[Problem requirements]: Return copies of the lines below that mention "Tươi".

(Element data from apps and pages)
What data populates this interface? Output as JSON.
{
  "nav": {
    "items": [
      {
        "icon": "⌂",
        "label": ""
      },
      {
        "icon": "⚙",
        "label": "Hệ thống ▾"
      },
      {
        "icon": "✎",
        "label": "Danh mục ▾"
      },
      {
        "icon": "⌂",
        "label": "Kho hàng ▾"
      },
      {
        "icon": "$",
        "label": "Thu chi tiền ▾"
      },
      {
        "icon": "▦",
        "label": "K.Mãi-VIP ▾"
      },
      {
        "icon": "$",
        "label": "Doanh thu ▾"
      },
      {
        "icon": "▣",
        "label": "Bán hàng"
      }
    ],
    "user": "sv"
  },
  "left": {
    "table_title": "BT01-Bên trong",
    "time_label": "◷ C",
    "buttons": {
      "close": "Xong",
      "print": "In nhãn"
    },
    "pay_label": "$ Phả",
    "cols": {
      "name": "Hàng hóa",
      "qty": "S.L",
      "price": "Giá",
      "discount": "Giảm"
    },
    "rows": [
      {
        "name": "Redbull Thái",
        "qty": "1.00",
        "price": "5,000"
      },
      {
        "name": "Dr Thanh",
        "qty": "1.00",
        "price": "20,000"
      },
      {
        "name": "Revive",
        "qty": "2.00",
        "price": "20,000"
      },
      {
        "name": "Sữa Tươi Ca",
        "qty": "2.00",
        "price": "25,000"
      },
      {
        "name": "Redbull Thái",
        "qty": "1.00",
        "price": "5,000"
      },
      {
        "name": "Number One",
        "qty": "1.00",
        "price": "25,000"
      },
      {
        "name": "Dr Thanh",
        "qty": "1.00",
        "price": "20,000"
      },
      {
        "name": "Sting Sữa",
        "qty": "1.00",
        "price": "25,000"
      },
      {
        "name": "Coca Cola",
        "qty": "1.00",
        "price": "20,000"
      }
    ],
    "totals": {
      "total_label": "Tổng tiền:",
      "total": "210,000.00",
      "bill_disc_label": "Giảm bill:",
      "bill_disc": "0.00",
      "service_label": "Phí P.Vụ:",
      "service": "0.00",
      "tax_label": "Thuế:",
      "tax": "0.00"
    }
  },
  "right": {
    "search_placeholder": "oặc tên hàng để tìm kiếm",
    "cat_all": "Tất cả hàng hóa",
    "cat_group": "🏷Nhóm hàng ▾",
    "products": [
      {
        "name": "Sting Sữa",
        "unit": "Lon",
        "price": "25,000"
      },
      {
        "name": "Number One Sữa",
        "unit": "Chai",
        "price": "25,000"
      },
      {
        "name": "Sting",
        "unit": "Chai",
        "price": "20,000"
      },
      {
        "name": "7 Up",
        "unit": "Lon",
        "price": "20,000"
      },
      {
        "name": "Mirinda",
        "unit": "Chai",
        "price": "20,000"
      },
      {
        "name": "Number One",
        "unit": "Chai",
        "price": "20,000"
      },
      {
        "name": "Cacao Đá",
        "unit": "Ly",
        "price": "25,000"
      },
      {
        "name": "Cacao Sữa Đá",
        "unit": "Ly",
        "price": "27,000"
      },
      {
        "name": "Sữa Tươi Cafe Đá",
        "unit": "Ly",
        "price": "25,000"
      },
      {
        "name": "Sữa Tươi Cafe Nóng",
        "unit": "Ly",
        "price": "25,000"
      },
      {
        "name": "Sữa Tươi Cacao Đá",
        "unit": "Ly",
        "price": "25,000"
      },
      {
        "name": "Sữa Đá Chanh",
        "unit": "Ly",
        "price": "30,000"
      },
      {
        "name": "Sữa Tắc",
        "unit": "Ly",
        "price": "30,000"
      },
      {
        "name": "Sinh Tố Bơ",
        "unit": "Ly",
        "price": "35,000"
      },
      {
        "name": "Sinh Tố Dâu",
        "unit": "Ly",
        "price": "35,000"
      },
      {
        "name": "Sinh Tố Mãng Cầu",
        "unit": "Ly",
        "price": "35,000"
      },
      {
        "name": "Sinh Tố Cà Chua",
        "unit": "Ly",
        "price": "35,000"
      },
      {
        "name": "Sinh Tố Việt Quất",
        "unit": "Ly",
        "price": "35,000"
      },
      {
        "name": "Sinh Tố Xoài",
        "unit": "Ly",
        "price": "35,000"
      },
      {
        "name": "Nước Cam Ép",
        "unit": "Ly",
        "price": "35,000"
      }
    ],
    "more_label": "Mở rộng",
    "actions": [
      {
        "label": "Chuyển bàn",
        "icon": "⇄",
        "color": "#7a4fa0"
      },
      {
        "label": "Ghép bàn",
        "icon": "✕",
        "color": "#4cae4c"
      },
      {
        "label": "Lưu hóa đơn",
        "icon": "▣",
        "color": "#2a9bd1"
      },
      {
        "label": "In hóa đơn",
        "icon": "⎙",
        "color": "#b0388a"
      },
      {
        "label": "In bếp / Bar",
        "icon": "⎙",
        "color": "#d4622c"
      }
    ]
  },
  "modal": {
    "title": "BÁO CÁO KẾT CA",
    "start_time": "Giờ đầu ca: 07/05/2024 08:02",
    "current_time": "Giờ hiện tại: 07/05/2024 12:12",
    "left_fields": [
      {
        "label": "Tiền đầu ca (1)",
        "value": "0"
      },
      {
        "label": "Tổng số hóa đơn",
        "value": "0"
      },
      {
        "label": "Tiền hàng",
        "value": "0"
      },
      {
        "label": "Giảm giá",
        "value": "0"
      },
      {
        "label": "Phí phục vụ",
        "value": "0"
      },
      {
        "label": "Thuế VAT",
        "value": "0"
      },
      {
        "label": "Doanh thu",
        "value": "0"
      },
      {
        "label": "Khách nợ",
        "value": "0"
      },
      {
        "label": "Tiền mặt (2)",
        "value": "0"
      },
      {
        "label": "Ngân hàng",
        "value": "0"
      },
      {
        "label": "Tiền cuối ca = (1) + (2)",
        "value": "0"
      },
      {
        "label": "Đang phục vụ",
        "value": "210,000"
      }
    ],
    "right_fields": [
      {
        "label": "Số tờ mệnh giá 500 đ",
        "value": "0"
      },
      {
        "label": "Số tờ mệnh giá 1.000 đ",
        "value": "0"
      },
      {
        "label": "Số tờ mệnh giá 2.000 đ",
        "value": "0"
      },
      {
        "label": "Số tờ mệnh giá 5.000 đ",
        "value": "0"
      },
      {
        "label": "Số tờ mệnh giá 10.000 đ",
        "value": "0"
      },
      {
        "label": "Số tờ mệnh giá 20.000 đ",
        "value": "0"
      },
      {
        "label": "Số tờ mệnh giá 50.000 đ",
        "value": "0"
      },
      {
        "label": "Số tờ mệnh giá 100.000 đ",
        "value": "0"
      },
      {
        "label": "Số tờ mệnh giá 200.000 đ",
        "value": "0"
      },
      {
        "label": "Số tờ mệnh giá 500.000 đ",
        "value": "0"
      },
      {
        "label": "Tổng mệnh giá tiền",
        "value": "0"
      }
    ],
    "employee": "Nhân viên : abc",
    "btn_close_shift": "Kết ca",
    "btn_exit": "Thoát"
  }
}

[Exercise solution]:
        "name": "Sữa Tươi Ca",
        "name": "Sữa Tươi Cafe Đá",
        "name": "Sữa Tươi Cafe Nóng",
        "name": "Sữa Tươi Cacao Đá",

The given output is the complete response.